I've recently been nominated for an educational award. As part of that process, I am required to provide at least three references recommending me for this award. I was a bit uneasy asking people to do this for me. Just like most teachers, we don't get into this career for rewards and praise.
Yesterday, as I was preparing to come home, Staci Hawkins, a fellow teacher, told me she had left her letter in my teacher box. I thanked her and headed out, making a stop a the teacher boxes. As I started reading, I was moved to tears. She outlined all the characteristics she felt that I possessed that made me a good teacher. I was seeing myself through her eyes.
Once I composed myself, I began to reflect on how many others never get to see themselves through others' eyes...especially our students. In the community where I teach, many of my students go to home where they are the caregiver of younger siblings. They are responsible for making sure everyone gets their homework done, everyone eats dinner, and everyone takes a bath before going to bed. Many of these parents are working two jobs to try to keep their heads above water.
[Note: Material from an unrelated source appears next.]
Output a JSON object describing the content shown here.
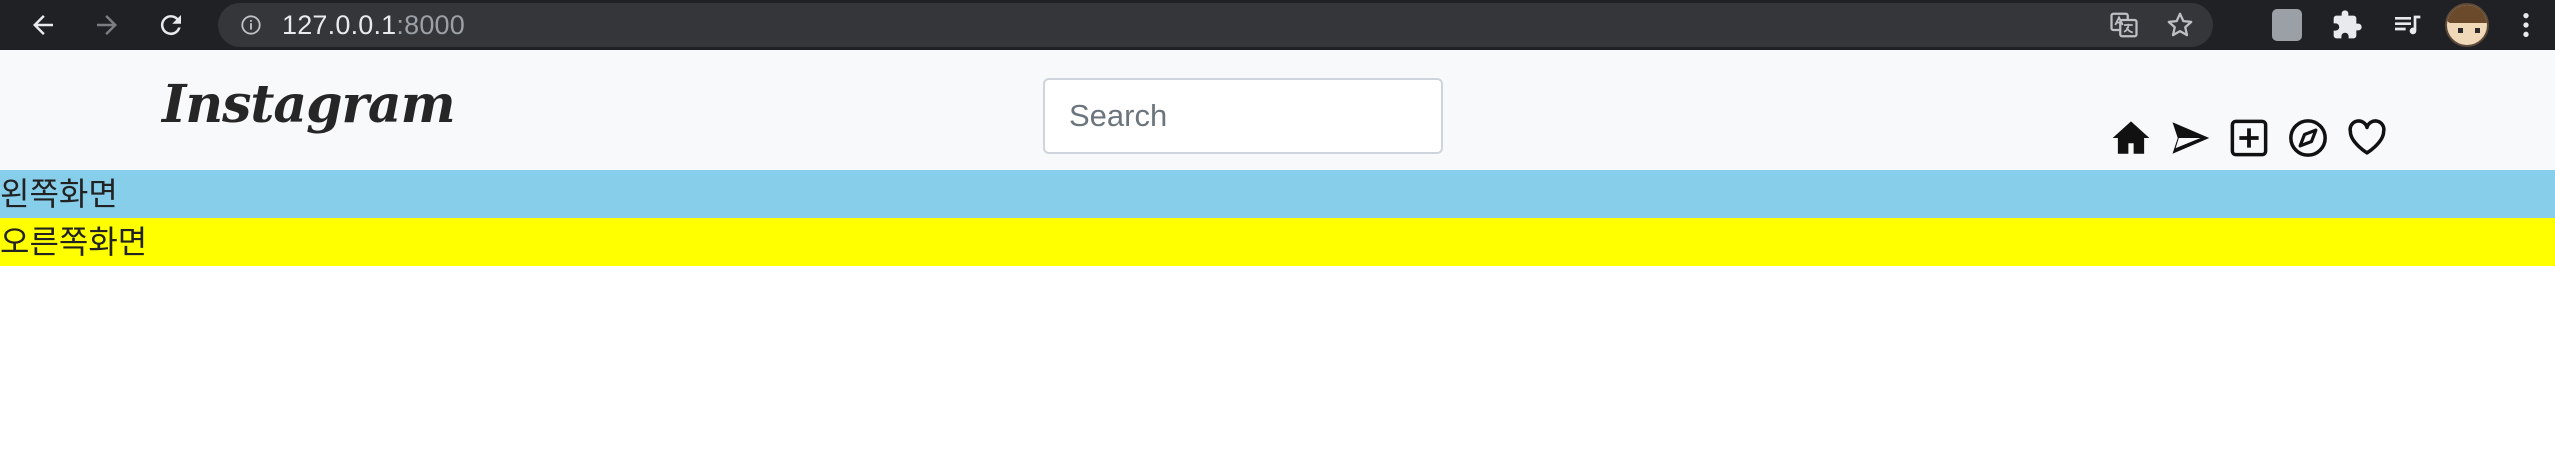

I even have students who are homeless. As a majority of my students are living in the poverty level, their family's primary focus is on survival.
I started to wonder, do my students see themselves for the amazing people that they are? At school, we all get overwhelmed and rush from one thing to another in an attempt to get as much accomplished as possible with our students. I have to admit that I have been guilt of saying trite things like "good job" or "way to go" without being more specific in identifying what they did. I realize that I need to make time for them to see themselves the way that I see them. Without me, they may never realize all the potential that they each possess.
For me, seeing that letter made me resolve to live up to those eloquent words. Our words will do the same for our students. So tomorrow when your students enter the classroom, be sure to actually SEE them and REFLECT back to them who they really are. Be the mirror for your students.